→ Records shown:
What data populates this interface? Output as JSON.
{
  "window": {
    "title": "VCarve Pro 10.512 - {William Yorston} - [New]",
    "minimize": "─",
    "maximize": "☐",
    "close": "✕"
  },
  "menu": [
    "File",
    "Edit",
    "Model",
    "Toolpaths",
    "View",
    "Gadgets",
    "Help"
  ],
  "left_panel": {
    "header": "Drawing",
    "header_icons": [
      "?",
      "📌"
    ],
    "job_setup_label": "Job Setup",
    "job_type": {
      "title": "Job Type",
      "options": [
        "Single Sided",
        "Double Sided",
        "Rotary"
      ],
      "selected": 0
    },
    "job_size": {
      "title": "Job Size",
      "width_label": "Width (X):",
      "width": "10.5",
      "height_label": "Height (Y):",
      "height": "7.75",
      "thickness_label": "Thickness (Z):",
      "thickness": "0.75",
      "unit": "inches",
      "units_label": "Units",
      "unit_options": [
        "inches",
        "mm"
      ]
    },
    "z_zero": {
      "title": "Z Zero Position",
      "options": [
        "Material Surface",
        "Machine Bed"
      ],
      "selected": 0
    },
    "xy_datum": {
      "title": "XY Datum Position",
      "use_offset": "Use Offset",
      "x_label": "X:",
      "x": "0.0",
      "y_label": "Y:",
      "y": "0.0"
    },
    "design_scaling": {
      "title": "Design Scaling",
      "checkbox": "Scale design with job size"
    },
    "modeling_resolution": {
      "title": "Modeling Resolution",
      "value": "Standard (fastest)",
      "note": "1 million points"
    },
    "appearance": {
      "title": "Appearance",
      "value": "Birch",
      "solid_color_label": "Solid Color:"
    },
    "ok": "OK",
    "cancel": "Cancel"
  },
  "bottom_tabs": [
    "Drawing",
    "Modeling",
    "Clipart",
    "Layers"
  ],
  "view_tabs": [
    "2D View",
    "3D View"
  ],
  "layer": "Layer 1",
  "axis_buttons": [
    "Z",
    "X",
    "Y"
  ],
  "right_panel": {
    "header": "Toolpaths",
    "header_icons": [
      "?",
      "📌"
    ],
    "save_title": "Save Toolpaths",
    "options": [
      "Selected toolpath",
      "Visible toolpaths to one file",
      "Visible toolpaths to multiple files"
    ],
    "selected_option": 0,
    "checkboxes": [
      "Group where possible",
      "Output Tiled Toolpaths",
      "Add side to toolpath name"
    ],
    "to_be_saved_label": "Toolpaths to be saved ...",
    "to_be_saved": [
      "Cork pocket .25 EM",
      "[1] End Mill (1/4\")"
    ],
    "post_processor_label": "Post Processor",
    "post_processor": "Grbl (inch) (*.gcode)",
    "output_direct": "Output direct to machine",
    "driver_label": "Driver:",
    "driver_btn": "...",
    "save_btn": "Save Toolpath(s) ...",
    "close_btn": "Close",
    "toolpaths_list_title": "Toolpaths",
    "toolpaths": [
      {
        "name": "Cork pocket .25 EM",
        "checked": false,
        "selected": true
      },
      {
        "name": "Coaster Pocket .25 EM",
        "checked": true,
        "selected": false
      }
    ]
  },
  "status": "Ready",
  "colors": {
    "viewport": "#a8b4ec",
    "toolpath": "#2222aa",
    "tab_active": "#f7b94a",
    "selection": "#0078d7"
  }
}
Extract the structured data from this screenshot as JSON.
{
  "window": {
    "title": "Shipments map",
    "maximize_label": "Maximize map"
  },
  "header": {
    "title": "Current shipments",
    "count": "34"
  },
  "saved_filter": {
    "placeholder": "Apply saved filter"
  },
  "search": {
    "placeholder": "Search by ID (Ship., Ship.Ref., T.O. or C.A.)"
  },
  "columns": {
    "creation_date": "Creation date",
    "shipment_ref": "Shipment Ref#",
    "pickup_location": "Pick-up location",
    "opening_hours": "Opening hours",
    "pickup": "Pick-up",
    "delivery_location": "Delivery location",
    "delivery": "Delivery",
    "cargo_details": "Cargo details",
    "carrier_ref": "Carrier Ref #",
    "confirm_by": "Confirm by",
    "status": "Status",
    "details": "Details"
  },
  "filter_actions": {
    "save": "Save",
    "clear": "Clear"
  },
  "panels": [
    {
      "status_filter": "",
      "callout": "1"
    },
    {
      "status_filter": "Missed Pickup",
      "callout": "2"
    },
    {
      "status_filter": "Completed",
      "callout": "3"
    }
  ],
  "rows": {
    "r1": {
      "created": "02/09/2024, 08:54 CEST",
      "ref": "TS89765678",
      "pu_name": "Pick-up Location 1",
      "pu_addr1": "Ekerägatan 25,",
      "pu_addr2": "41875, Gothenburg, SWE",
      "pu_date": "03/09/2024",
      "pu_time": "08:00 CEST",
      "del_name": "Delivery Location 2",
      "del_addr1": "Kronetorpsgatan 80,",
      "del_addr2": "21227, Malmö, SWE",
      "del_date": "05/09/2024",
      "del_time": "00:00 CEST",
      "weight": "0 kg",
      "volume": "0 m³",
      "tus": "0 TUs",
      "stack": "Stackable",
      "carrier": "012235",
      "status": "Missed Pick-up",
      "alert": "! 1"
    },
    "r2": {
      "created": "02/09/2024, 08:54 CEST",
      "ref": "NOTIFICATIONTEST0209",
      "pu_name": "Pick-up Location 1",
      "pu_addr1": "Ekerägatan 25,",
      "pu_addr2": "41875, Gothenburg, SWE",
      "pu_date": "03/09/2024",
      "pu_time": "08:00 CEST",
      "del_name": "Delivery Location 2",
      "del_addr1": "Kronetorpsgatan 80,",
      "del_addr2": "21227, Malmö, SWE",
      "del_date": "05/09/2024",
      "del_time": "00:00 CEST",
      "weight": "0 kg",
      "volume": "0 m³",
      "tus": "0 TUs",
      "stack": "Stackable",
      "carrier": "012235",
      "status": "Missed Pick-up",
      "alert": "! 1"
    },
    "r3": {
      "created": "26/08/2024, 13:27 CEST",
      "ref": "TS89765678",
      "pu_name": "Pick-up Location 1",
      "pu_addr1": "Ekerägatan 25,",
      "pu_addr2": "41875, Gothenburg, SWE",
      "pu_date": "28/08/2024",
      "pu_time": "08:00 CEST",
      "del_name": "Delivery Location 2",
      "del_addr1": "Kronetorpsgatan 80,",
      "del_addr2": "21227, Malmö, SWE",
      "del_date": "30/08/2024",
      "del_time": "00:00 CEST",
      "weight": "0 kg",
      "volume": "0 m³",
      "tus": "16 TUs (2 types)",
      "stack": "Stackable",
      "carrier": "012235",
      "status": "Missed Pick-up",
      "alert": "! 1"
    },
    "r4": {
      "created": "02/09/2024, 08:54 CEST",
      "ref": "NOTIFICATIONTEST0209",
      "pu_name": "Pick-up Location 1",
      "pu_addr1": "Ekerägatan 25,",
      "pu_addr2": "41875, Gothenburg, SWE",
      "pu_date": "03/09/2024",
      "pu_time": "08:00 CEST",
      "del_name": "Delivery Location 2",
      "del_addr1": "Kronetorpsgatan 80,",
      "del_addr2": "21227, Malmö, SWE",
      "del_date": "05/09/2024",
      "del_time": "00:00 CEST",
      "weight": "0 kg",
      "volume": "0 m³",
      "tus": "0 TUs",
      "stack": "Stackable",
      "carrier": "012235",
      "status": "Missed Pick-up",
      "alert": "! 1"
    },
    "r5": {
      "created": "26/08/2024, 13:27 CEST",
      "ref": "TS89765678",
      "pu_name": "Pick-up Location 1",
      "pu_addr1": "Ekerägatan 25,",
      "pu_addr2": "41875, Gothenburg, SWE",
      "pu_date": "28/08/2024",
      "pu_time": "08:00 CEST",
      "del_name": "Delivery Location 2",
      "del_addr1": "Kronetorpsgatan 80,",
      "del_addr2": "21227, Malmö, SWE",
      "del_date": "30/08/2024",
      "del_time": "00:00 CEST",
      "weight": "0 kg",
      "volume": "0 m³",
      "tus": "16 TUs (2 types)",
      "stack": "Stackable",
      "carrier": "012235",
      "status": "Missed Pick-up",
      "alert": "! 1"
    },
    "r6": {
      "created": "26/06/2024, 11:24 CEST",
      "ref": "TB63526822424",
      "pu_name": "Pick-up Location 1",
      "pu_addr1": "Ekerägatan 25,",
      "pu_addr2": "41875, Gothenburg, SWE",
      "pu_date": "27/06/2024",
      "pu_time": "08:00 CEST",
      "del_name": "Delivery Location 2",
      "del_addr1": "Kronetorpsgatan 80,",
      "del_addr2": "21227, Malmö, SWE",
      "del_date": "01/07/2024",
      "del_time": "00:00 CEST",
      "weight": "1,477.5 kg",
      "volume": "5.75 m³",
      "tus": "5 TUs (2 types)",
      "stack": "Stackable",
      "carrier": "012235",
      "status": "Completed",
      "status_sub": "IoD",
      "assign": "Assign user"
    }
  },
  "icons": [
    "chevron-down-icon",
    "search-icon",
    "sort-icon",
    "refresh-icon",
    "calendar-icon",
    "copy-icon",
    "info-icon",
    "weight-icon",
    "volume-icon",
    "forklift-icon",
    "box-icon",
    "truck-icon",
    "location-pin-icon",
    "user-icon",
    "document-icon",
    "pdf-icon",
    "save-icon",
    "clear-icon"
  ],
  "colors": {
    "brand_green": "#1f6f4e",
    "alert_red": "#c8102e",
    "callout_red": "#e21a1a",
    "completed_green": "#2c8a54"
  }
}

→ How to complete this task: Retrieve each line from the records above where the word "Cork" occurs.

→ Response:
      "Cork pocket .25 EM",
        "name": "Cork pocket .25 EM",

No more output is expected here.